To a westerner it might seem strange to read that Japanese saw the orient as some distant and exotic place in the world since, for the most part, that is what Japan is to the west. However, Japan, perhaps because it is an island, was, and in many ways remains, quite culturally isolated from all other asian nations. What was on display in the Taiwan exhibit was a potpourri of everything exotic and Taiwanese, from local flaura to food and clothing to exhibits describing the customs and daily life of the so-called savage native. Then there was in addition, of course, the Taiwanese themselves. In the same article the author describes how in a tea house connected to the Taiwan exhibit one could find a young Taiwanese girl who spoke funny broken Japanese while serving you. Here was a real living savage, half civilized to the point that she could take your order and make you laugh with her strange comportment and speech.
While the 1903 word fair in Osaka was not the only chance Japanese citizens had the opportunity to learn about the empire’s colony in Taiwan, it is indicative of several important aspects of Japanese mentality in the early pre-war 20th century.
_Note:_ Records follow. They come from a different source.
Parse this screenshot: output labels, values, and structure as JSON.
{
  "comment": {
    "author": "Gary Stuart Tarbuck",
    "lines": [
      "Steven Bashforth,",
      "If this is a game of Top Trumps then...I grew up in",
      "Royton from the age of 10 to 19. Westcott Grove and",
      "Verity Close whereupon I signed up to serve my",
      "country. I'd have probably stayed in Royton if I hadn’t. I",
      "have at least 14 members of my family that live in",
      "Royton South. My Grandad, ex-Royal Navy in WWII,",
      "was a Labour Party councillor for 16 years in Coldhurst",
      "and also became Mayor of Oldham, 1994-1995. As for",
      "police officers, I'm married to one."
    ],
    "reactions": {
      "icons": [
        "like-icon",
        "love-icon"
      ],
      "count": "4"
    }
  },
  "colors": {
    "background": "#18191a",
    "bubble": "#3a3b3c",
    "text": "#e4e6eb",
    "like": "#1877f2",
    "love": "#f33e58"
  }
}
First, the Taiwan exhibit specifically categorized Taiwan’s natives as savage, creating an environment in which the Japanese visitor could easily view themselves as superior, view Japan as superior. Second, for all of the wealth of knowledge contained within the exhibit, it stands to highlight just how little the average Japanese knew about the lands across her seas. This was Taiwan not as she was, but Taiwan as she needed to be in order to confirm the legitimacy of Japanese colonization.
While I have presented here only one example of how Japan might have viewed Taiwan at the time of the Wushe Incident, a clearer understanding of what Nakamura’s introductory first chapter accomplishes is possible. Taiwan was in many ways too far away from Japan to be understood outside of the catalogued ethnography of the world fair. Nakamura brings Taiwan to the Japanese public through portraying its yearly events, its cherry blossoms, its colonizers in terms that any Japanese person would understand. As the reader approaches the violent climax of the first chapter, they are faced with the question, why. Nakamura’s answer lies in his artful portrayal of Hanaoka Ichiro, the native policeman. Though he dramatically sheds his uniform, the symbol of civilization that marks him as no longer savage, there is a sadness in his heart, an emotional struggle that even the colonizing power, the average Japanese might understand. This portrayal of inner conflict does not however reach its climax in abstractions and metaphor, with Chapter 2 concrete examples of why the Wushe Incident and its perpetrators can not be simply reduced to the ethnographic stereotypes of Civilization vs. Barbarianism bilateral mentality.